On the tenth day of Christmas my true love gave to me, Ten Lords A Leaping … What? Where did that come from?
Well, Mr. Google says the tenth gift in the Twelve Days of Christmas is likely a reference to “titled gentlemen” – likely members of the British peerage – “a-leaping” over one another, similar to the modern-day game of leapfrog. It was meant to keep in shape over the winter months, something we should all consider during this pandemic.
Okay, but I want to talk about Deion Blackman, a beatboxer (a person who uses his voice to mimic the sounds of percussion instruments) from Cold Lake First Nation, Alberta. He’s the person who provided the interesting background beat for my version of Winter Wonderland, one of the 12 songs on my newly released album, Aurora 12.
I suppose Deion is technically a man of “title,” since he serves as a councilor for the Cold Lake First Nation, a northern Alberta community of about 1,300 residents. And instead of “a-leaping,” Deion is “a-beating” to the music, adding an unconventional twist to one of my favourite traditional Christmas songs, Winter Wonderland.
More importantly, Deion represents a wealth of musical talent that has always existed within remote Indigenous communities and throughout urban Canada. This treasure trove of talent is well-known within Indigenous communities and is finally being recognized in Canada’s mainstream music scene.
Indigenous singer-song writers, such as Buffy Saint-Marie and Susan Aglukark, are among the stalwarts who have opened the door for a new generation of Indigenous artists, whose music is as diverse as the people themselves. Indigenous artists are now making their mark in a variety of genres, including country, folk, pop, rock, alternative and hip-hop music.

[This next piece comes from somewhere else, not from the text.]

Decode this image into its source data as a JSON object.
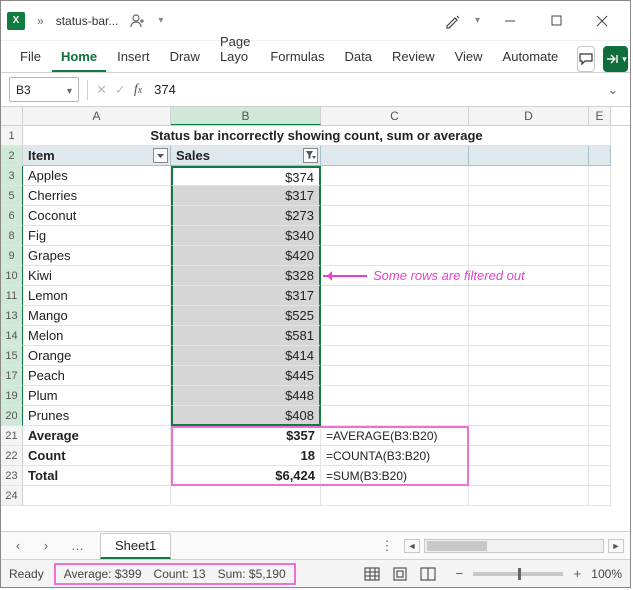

When my first album, Cluster Stars, was recognized as the Best Americana recording at the 2018 Native American Music Awards, I gained a much deeper understanding and appreciation for the depth and breadth of Indigenous musical talent across North America. Canadian Indigenous musical talent is also celebrated at the annual Indigenous Music Awards and is now featured on CBC Radio’s national weekly series, Reclaimed, that explores the many worlds of Indigenous music, from traditional songs to contemporary.
So the Lords have good reason to be a-leaping these day, as young Indigenous artists – such as A Tribe Called Red, The Jerry Cans, Celeigh Cardinal, William Prince, Twin Flames, Joey Nowyuk, Iskew, the late Kelly Fraser and, of course, my beatboxer friend Deion – usher in a new era of vibrant Indigenous music. You can check out Deion's beat in my rendition of Winter Wonderland by visiting Sandra's Store.
(This is the tenth of a daily 12-part blog series offering positive and inclusive messages throughout the festive season, along with songs from Sandra's newly released Christmas album, Aurora 12. Catch up on previous posts by visiting Sandra's blog.)